Speaker 6 [00:12:38] That's correct.
Shilpi Chhotray [00:12:41] I did want to talk about Coca Cola because of our team's experience and work in plastic pollution. Coca Cola was sort of interesting to me being the number one polluter of single use plastic in the world, which is headquartered in Atlanta. They were eventually on the board of this cop city and then they pulled out.
Jacqueline Echols [00:13:00] I know there was a lot of pressure corporations or at least to get even information on the corporations that were contributing to this police facility. I know one of the largest ones was the Cox Enterprise. I heard AT&T, the Telephone Company. Haven't seen a list of exactly who that is because you don't have that kind of ready access to the list of corporations that are that are supporting this effort.

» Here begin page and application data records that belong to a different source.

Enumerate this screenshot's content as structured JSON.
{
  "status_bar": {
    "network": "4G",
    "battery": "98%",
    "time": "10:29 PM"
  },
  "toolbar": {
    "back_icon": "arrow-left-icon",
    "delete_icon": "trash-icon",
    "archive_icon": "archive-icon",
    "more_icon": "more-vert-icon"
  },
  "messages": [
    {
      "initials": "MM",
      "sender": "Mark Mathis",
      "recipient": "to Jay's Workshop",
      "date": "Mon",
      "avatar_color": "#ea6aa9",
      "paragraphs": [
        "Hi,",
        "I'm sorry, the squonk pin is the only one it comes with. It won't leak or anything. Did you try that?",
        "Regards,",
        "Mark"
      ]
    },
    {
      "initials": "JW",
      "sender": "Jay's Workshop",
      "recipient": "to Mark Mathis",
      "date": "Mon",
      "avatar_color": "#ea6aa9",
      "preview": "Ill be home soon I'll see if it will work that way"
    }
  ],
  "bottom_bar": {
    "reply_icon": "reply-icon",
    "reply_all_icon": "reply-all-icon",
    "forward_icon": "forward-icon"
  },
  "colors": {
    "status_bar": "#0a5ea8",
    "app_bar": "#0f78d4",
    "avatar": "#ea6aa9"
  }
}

Shilpi Chhotray [00:13:28] As Ray writes in their article, Responding to narratives of rising crime with more police would be like responding to climate change by donating to oil companies.

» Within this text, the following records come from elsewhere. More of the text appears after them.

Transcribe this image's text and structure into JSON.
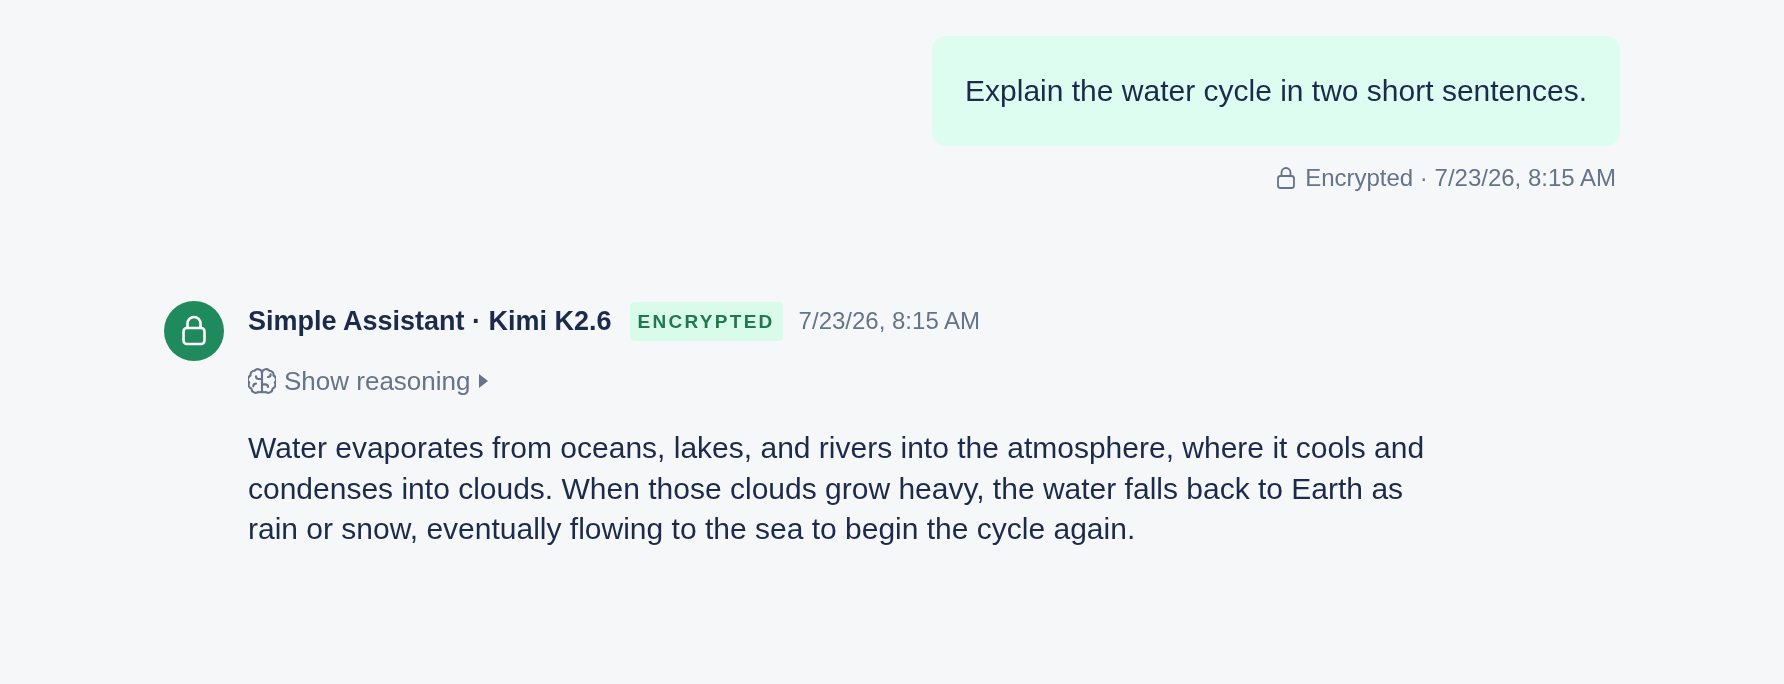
{
  "messages": [
    {
      "kind": "user",
      "text": "Explain the water cycle in two short sentences.",
      "status": "Encrypted · 7/23/26, 8:15 AM"
    },
    {
      "kind": "assistant",
      "sender": "Simple Assistant · Kimi K2.6",
      "badge": "ENCRYPTED",
      "timestamp": "7/23/26, 8:15 AM",
      "reasoning": {
        "label": "Show reasoning",
        "expanded": false
      },
      "text": "Water evaporates from oceans, lakes, and rivers into the atmosphere, where it cools and condenses into clouds. When those clouds grow heavy, the water falls back to Earth as rain or snow, eventually flowing to the sea to begin the cycle again."
    }
  ]
}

Jacqueline Echols [00:13:39] That unfortunately, corporations in the city of Atlanta and the mayor are just totally bypassing. Exactly what is that? They do not say what is driving this because no one believes it's crime.
Jacqueline Echols [00:13:53] Nobody.

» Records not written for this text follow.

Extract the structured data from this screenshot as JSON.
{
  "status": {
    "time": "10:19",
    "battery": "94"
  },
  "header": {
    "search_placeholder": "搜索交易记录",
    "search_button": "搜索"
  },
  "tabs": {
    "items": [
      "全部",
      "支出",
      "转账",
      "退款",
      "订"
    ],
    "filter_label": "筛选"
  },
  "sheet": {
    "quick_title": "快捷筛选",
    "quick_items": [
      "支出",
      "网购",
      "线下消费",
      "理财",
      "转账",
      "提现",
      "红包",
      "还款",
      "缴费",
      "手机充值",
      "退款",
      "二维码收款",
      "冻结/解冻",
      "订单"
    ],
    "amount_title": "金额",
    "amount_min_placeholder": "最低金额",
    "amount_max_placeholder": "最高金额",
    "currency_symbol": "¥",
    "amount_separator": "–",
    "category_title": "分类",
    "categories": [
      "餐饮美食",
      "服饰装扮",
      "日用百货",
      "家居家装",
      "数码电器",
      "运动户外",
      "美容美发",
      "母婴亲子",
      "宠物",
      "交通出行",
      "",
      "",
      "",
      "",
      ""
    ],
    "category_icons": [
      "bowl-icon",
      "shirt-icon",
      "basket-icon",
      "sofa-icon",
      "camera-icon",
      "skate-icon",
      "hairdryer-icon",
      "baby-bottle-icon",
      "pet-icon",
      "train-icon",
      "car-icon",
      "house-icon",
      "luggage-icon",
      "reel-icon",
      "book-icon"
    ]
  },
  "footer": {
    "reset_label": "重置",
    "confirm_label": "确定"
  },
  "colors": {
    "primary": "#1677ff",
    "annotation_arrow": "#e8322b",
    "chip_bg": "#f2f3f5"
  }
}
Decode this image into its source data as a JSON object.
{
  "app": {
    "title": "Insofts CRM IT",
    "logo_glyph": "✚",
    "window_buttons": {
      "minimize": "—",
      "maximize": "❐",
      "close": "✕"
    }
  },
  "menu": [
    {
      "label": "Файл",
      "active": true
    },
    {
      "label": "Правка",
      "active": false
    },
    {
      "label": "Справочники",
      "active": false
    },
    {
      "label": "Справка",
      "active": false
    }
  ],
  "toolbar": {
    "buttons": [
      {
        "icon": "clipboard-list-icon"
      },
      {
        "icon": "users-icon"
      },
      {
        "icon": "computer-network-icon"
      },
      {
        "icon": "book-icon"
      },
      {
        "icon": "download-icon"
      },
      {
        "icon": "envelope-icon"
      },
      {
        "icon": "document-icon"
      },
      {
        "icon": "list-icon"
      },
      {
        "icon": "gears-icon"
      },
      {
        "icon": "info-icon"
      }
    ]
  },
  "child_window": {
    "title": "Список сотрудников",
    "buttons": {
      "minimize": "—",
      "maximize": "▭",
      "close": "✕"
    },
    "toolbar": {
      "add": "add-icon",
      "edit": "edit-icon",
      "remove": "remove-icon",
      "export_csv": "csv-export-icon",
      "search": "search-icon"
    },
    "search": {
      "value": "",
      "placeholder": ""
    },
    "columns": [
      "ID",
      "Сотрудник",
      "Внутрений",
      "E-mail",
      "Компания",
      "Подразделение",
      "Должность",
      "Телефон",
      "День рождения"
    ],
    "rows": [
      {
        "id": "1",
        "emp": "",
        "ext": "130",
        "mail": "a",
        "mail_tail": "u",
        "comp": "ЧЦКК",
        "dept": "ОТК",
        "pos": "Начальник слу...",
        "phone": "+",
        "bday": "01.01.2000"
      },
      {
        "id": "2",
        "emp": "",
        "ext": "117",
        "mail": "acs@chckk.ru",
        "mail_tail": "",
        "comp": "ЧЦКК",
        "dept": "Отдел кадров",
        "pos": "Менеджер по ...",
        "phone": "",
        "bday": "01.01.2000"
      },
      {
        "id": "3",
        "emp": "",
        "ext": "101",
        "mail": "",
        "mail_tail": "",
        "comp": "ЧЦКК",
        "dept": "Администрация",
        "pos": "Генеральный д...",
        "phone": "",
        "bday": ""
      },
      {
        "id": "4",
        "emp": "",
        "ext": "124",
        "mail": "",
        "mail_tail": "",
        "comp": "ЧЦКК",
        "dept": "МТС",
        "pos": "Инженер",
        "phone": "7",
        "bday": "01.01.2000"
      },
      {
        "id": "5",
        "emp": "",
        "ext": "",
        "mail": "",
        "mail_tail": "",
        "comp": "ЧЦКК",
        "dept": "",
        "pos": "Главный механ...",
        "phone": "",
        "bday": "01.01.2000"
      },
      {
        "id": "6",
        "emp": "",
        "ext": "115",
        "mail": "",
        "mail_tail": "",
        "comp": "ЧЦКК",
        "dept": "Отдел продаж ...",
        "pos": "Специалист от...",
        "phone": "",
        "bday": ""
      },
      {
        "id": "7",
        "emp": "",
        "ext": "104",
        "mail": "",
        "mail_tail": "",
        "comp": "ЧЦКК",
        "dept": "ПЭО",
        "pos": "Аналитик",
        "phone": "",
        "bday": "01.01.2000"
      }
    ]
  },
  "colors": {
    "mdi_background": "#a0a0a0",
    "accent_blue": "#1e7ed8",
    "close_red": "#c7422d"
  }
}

Ray Levy Uyeda [00:13:54] Cops do not keep people safe. Cops are intended to protect property and protect the wealth or property of white people. So I think that's important to be named just because of how much money is funneled into one. You know, this cop city will cost $90 million in private philanthropy money, which is partly how it's getting built, is that they're not using public money per se. The Atlanta Police Foundation, which consists of a board, CEOs, people in the C-suite, a ton of different corporations.
Jacqueline Echols [00:14:26] The city of Atlanta is funding, I think the last number I saw was like, $30 million of it. And they are really using a complicated method of tax credits of different kinds and so forth.
Shilpi Chhotray [00:14:40] I mean, if they're willing to put in 30 million. They're only doing this, Jacqui, because they think they're going to make a return.
Jacqueline Echols [00:14:46] I put this very point in a letter to Alex Taylor, who is the chair of Cox Enterprises. I had a conversation with him, and I recap our conversation in a letter of six points. And one of them was about this is not about training police. This is bigger than any other facility in this country. So no one is buying this notion.
Shilpi Chhotray [00:15:16] Is there any chance that this won't go through or is that a done deal?
Jacqueline Echols [00:15:21] It's a tough fight. There are some regulatory issues, water quality issues, and maintaining that this police facility, if you build it, become a new point source of pollution on the South River. And it's already endangered from a water quality standpoint. But we're not giving up. I mean, I learned a long time ago that you don't win fights about giving up.
Shilpi Chhotray [00:15:48] You've spoken really eloquently about this, but if you had kind of closing thoughts on the importance of green space as a lot of us do take for granted, what would your message be?
Jacqueline Echols [00:15:58] The only way that a municipality can support a community is through green space. That's the biggest thing you can do. That's the investment, because as a community, as the environment goes, so goes the community. If you rescue the environment, you can rescue the community.
Shilpi Chhotray [00:16:18] Cop cities. They're real. Jacqueline's bravery, not only at an ecological level, but a racial justice level is happening now. To learn more about what's going on in Atlanta and how to get involved, check out our Shownotes. The hot seat was produced by Francisco Nunez Capriles. If you haven't done so yet, be sure to subscribe and follow us on Instagram and Twitter. And if you're loving the show, please give us a review. Signing off for now.
Season and episode cover artwork by sofahood @sofahood